Across the Lake Chad region, more than 6 million people are described as “severely food insecure”, including 4.5 million in Nigeria, he said.

(Editing by Louise Ireland)

NASA’s New mission; improving good security in West Africa

ourists take pictures of a NASA sign at the Kennedy Space Center visitors complex in Cape Canaveral, Florida

By Nellie Peyton

DAKAR (Thomson Reuters Foundation) – A drive by NASA to stream climate data to West African nations using its earth-observing satellites could boost crop production in a region hit hard by climate change, experts say.

NASA last week launched a hub in Niger’s capital Niamey that will use space-based observations to improve food security and better manage natural disasters, said Dan Irwin, manager of the SERVIR project, named after the Spanish word meaning “to serve”.

The project, which will cover Burkina Faso, Ghana, Senegal and Niger, is one of four regional hubs worldwide, funded by the National Aeronautics and Space Administration (NASA) and the U.S. Agency for International Development (USAID).

“The model is demand driven,” said Irwin, who describes SERVIR’s vision as “connecting space to village”. NASA performed a study in the region two years ago and found that governments either did not have good data, or were not using it, he added.

The Sahel is one of the most vulnerable regions in the world to climate change, where rising temperatures and increasingly erratic rainfall are wreaking havoc on farmers, disrupting food production, and fuelling widespread hunger and malnutrition.

“The whole livelihood along the Sahel depends on a few main crops, namely millet and sorghum,” U.N. World Food Program analyst Matthieu Tockert told the Thomson Reuters Foundation.

“These crops are highly dependent on rainfall, so any data that allows for proper forecasts is key,” Tockert said.

Farmers in Senegal say that traditional methods of predicting the weather are no longer reliable.

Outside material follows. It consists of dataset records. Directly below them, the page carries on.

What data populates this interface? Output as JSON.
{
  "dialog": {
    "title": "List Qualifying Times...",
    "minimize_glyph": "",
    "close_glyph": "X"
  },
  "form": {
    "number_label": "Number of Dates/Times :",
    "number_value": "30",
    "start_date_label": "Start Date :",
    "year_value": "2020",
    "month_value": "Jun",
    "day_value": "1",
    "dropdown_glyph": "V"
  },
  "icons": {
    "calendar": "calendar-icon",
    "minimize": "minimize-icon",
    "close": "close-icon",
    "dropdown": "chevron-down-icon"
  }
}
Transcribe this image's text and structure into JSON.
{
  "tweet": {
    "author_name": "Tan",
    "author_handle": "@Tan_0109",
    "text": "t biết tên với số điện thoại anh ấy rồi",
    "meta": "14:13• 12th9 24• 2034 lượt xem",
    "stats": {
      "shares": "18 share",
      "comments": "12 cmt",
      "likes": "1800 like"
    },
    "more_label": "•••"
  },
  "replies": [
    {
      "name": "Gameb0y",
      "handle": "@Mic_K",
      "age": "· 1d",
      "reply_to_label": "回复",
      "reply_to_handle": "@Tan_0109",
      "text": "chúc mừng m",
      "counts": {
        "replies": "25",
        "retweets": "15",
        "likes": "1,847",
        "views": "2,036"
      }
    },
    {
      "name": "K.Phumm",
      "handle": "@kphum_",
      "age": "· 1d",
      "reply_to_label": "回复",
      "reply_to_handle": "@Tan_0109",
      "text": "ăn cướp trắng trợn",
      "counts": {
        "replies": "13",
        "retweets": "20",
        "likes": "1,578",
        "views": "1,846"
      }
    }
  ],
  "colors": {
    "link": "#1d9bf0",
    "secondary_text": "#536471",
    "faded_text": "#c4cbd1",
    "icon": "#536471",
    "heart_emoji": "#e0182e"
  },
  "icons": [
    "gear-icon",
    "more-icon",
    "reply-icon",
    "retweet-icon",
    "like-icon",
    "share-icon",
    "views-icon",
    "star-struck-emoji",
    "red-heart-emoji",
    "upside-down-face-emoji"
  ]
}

A program launched last month by the country’s aviation and meteorology agency aims to solve the problem by sending texts to farmers.

“There is an immediate need to connect available science and technology to development solutions in West Africa,” said Alex Deprez, director of USAID’s West Africa regional office.

In East Africa, SERVIR scientists have since 2008 built a system to track water in streams and rivers and predict when and where droughts or floods will occur, and created maps that show which land is the most fertile, and which areas risk erosion.

SERVIR could adopt similar programmes in West Africa, but the first step will be to identify the region’s most pressing needs, with a priority on improving food security, Irwin said.

(Reporting by Nellie Peyton, Editing by Kieran Guilbert and Katie Nguyen.)